** Dataset **
───
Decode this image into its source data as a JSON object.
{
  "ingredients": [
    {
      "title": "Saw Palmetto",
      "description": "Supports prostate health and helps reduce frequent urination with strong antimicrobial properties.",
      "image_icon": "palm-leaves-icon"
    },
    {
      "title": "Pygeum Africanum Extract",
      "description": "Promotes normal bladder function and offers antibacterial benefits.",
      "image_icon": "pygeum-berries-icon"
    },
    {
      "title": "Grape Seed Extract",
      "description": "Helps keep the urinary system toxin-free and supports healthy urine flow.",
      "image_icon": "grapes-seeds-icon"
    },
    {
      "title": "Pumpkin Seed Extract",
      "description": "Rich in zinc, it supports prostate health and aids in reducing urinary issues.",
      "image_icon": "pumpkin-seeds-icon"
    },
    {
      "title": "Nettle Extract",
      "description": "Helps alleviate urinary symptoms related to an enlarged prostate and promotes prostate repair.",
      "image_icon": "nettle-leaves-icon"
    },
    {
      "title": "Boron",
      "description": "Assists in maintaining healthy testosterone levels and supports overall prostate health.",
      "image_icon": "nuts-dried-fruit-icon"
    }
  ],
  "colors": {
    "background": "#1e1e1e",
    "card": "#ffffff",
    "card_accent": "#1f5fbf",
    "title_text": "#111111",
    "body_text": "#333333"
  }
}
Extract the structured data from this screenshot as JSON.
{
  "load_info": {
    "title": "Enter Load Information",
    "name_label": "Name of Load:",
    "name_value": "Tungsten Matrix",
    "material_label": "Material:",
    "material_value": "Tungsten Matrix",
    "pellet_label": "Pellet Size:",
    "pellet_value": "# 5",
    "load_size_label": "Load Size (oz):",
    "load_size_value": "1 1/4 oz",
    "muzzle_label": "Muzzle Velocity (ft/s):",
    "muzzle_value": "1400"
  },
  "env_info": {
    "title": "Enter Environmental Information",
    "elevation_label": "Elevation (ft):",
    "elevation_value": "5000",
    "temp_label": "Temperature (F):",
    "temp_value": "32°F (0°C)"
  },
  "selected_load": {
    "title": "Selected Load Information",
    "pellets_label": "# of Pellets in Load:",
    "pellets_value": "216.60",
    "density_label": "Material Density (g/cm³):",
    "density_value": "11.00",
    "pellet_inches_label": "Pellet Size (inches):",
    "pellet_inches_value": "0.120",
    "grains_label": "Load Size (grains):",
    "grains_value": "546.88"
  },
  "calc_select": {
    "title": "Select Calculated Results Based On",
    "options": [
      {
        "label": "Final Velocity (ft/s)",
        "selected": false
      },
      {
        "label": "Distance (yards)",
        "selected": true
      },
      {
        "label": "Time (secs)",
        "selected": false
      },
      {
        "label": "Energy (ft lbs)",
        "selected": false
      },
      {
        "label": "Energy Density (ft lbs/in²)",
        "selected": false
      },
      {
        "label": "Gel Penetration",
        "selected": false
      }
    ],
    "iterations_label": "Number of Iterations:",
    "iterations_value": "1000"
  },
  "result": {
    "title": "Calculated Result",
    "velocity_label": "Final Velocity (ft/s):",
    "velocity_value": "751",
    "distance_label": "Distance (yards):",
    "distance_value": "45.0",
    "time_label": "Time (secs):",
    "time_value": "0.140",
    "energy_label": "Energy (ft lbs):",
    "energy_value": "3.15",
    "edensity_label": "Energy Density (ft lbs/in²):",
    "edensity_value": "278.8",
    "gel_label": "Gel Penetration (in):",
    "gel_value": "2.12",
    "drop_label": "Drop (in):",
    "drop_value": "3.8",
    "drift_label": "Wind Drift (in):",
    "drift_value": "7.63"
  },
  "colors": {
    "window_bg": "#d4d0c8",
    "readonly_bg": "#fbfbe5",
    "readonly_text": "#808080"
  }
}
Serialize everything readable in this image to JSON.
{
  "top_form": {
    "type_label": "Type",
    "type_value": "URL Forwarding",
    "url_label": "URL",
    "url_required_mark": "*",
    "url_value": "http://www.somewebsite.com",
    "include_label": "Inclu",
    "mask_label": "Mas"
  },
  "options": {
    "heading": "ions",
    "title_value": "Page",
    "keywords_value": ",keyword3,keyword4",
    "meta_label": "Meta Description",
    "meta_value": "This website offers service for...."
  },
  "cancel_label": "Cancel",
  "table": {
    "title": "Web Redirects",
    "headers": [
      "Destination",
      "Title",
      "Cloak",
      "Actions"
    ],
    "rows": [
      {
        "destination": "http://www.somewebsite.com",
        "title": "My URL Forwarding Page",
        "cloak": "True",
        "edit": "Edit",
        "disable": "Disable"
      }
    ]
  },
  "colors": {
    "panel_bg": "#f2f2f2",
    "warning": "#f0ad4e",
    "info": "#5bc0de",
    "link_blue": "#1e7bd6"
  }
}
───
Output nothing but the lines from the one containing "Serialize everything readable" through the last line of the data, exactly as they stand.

Serialize everything readable in this image to JSON.
{
  "top_form": {
    "type_label": "Type",
    "type_value": "URL Forwarding",
    "url_label": "URL",
    "url_required_mark": "*",
    "url_value": "http://www.somewebsite.com",
    "include_label": "Inclu",
    "mask_label": "Mas"
  },
  "options": {
    "heading": "ions",
    "title_value": "Page",
    "keywords_value": ",keyword3,keyword4",
    "meta_label": "Meta Description",
    "meta_value": "This website offers service for...."
  },
  "cancel_label": "Cancel",
  "table": {
    "title": "Web Redirects",
    "headers": [
      "Destination",
      "Title",
      "Cloak",
      "Actions"
    ],
    "rows": [
      {
        "destination": "http://www.somewebsite.com",
        "title": "My URL Forwarding Page",
        "cloak": "True",
        "edit": "Edit",
        "disable": "Disable"
      }
    ]
  },
  "colors": {
    "panel_bg": "#f2f2f2",
    "warning": "#f0ad4e",
    "info": "#5bc0de",
    "link_blue": "#1e7bd6"
  }
}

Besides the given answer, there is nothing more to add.